After your testing is complete, you can proceed with migrating small pilot groups and then gradually increase the size of each batch of migration objects in your production environment.
Use the following process to test the migration of your account object and resource objects:
Create a test user in the source domain. Include this test user with your migrations.
Join that user to the appropriate global groups to enable resource access.
Log on to the source domain as the test user, and verify that you can access resources as appropriate.
After you migrate the user account, translate the user profile, and migrate the workstation of the user, log on to the target domain as the test user, and verify that the user has retained all necessary access and functionality. For example, you might test to verify that:
The user can log on successfully.
The user has access to all appropriate resources, such as file and print shares; access to services such as messaging; and access to line-of-business (LOB) applications. It is especially important to test access to internally developed applications that access database servers.
The user profile was successfully translated, and the user retains desktop settings, desktop appearance, shortcuts, and access to the My Documents folder. Also, verify that applications appear in and start from the Start menu.
You cannot migrate every user property when you migrate user accounts. For more information about user properties that cannot be migrated, see Migrate User Accounts, later in this guide.
- The user can log on successfully.
After you migrate resources, log on as the test user in the target domain, and verify that you can access resources as appropriate.
If any steps in the test process fail, identify the source of the problem, and determine whether you can correct the problem before the object has to be accessible in the target domain. If you cannot correct the problem before access to the object is required, roll back to your original configuration to ensure access to the user or resource object. For more information about creating a rollback plan, see Creating a Rollback Plan, later in this guide.
As part of your test plan, create a migration test matrix.

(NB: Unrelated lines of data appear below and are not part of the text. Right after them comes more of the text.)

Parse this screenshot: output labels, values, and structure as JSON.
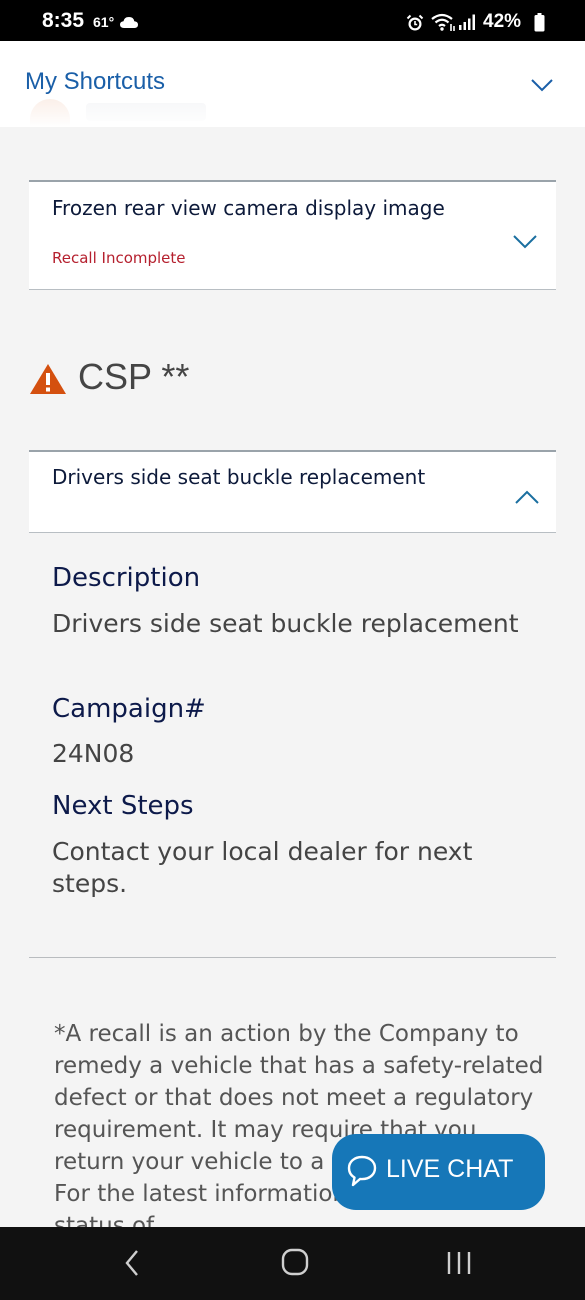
{
  "status_bar": {
    "time": "8:35",
    "temperature": "61°",
    "battery": "42%",
    "icons": [
      "cloud-icon",
      "alarm-icon",
      "wifi-icon",
      "signal-icon",
      "battery-icon"
    ]
  },
  "header": {
    "title": "My Shortcuts",
    "toggle_icon": "chevron-down-icon"
  },
  "recall_card": {
    "title": "Frozen rear view camera display image",
    "status": "Recall Incomplete",
    "toggle_icon": "chevron-down-icon"
  },
  "csp": {
    "heading": "CSP **",
    "icon": "warning-icon"
  },
  "csp_card": {
    "title": "Drivers side seat buckle replacement",
    "toggle_icon": "chevron-up-icon"
  },
  "details": {
    "description_label": "Description",
    "description_value": "Drivers side seat buckle replacement",
    "campaign_label": "Campaign#",
    "campaign_value": "24N08",
    "next_steps_label": "Next Steps",
    "next_steps_value": "Contact your local dealer for next steps."
  },
  "footnote": "*A recall is an action by the Company to remedy a vehicle that has a safety-related defect or that does not meet a regulatory requirement. It may require that you return your vehicle to a dealer for service. For the latest information regarding the status of",
  "live_chat": {
    "label": "LIVE CHAT",
    "icon": "chat-bubble-icon"
  },
  "colors": {
    "brand_blue": "#1a5fa8",
    "chat_blue": "#1677b8",
    "recall_red": "#b5202e",
    "warning_orange": "#d4500f",
    "navy_text": "#0d1a4a"
  }
}
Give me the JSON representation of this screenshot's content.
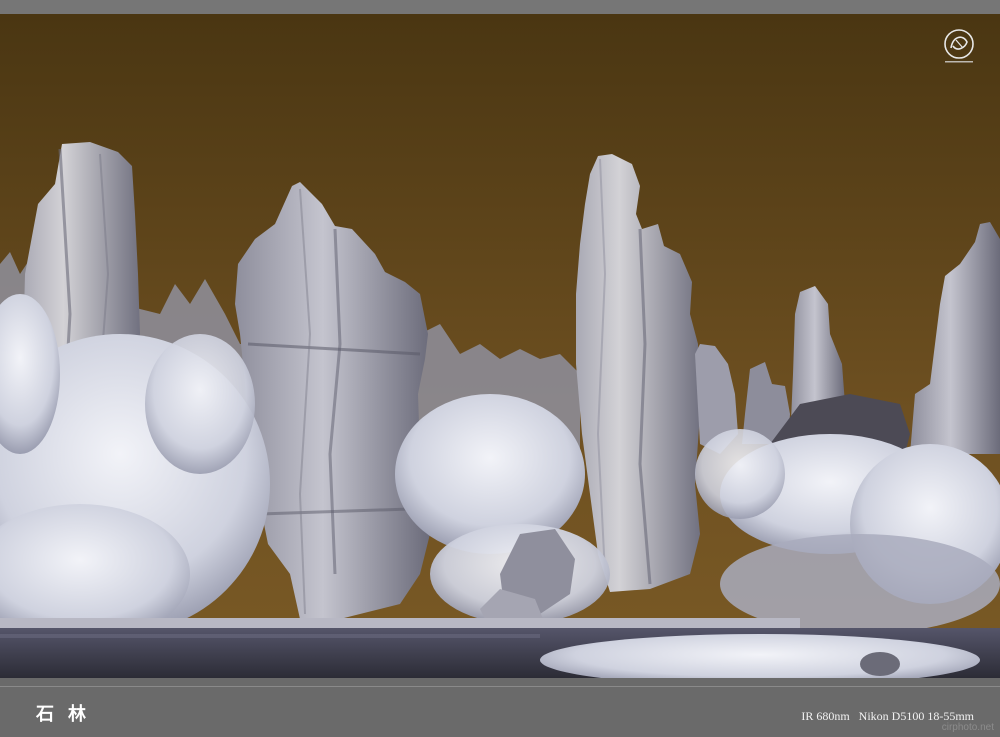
{
  "photo": {
    "subject": "stone-forest-infrared-landscape",
    "colors": {
      "sky_top": "#4a3612",
      "sky_bottom": "#7a5a25",
      "rock_light": "#c9c9d3",
      "rock_dark": "#5e5e6c",
      "foliage": "#e4e6ef",
      "water": "#3c3c44"
    }
  },
  "logo": {
    "icon": "seal-logo-icon"
  },
  "caption": {
    "title": "石林",
    "meta": "IR 680nm   Nikon D5100 18-55mm",
    "watermark": "cirphoto.net"
  }
}
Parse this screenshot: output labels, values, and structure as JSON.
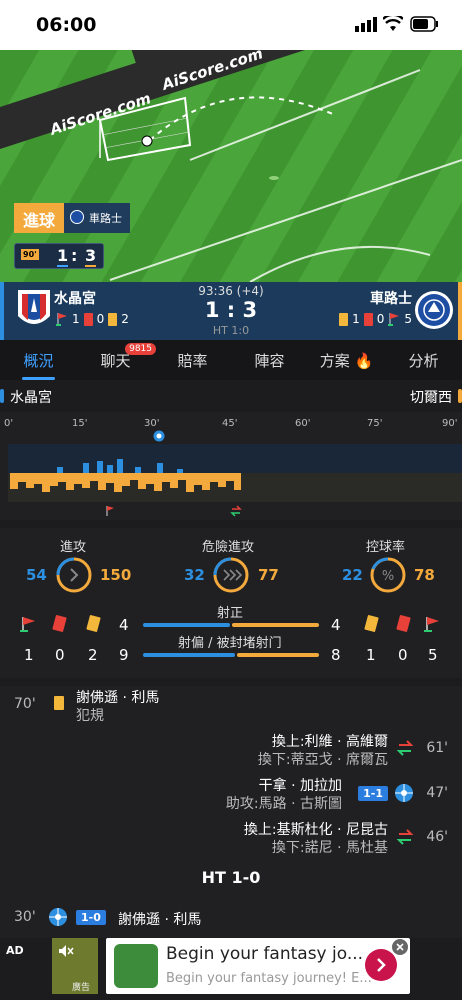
{
  "status_bar": {
    "time": "06:00"
  },
  "pitch": {
    "brand_text": "AiScore.com",
    "goal_label": "進球",
    "goal_team": "車路士",
    "mini_score_home": "1",
    "mini_score_sep": ":",
    "mini_score_away": "3",
    "mini_time": "90'"
  },
  "scoreboard": {
    "home_name": "水晶宮",
    "away_name": "車路士",
    "match_time": "93:36 (+4)",
    "score": "1 : 3",
    "ht": "HT 1:0",
    "home_stats": {
      "corners": "1",
      "red": "0",
      "yellow": "2"
    },
    "away_stats": {
      "yellow": "1",
      "red": "0",
      "corners": "5"
    }
  },
  "tabs": [
    {
      "label": "概況"
    },
    {
      "label": "聊天",
      "badge": "9815"
    },
    {
      "label": "賠率"
    },
    {
      "label": "陣容"
    },
    {
      "label": "方案 🔥"
    },
    {
      "label": "分析"
    }
  ],
  "team_row": {
    "home": "水晶宮",
    "away": "切爾西"
  },
  "timeline": {
    "ticks": [
      "0'",
      "15'",
      "30'",
      "45'",
      "60'",
      "75'",
      "90'"
    ]
  },
  "stats": {
    "attack": {
      "label": "進攻",
      "home": "54",
      "away": "150",
      "home_share": 0.26
    },
    "dangerous": {
      "label": "危險進攻",
      "home": "32",
      "away": "77",
      "home_share": 0.29
    },
    "possession": {
      "label": "控球率",
      "home": "22",
      "away": "78",
      "home_share": 0.22
    },
    "shots_on": {
      "label": "射正",
      "home": "4",
      "away": "4"
    },
    "shots_off": {
      "label": "射偏 / 被封堵射门",
      "home": "9",
      "away": "8"
    },
    "home_row": {
      "corners": "1",
      "red": "0",
      "yellow": "2"
    },
    "away_row": {
      "yellow": "1",
      "red": "0",
      "corners": "5"
    }
  },
  "events": {
    "e1": {
      "minute": "70'",
      "player": "謝佛遜 · 利馬",
      "detail": "犯規"
    },
    "e2": {
      "minute": "61'",
      "in": "換上:利維 · 高維爾",
      "out": "換下:蒂亞戈 · 席爾瓦"
    },
    "e3": {
      "minute": "47'",
      "player": "干拿 · 加拉加",
      "assist": "助攻:馬路 · 古斯圖",
      "score": "1-1"
    },
    "e4": {
      "minute": "46'",
      "in": "換上:基斯杜化 · 尼昆古",
      "out": "換下:諾尼 · 馬杜基"
    },
    "ht": "HT 1-0",
    "e5": {
      "minute": "30'",
      "score": "1-0",
      "player": "謝佛遜 · 利馬"
    }
  },
  "ad": {
    "label": "AD",
    "badge": "廣告",
    "title": "Begin your fantasy jo...",
    "subtitle": "Begin your fantasy journey! E..."
  }
}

Complete a test matrix for each step that you complete in the migration process. For example, if you migrate 10 batches of users, complete the test matrix 10 times, once for each batch that you migrate. If you migrate 10 member servers, complete the test matrix for each of the 10 servers.
For a worksheet to assist you in creating a test matrix, see Migration Test Matrix (DSSREER_3.doc) in the Job_Aids_Designing_and_Deploying_Directory_and_Security_Services download of the Job Aids for Windows Server 2003 Deployment Kit (http://go.microsoft.com/fwlink?LinkId=14384).
The following illustration shows an example of a completed migration test matrix.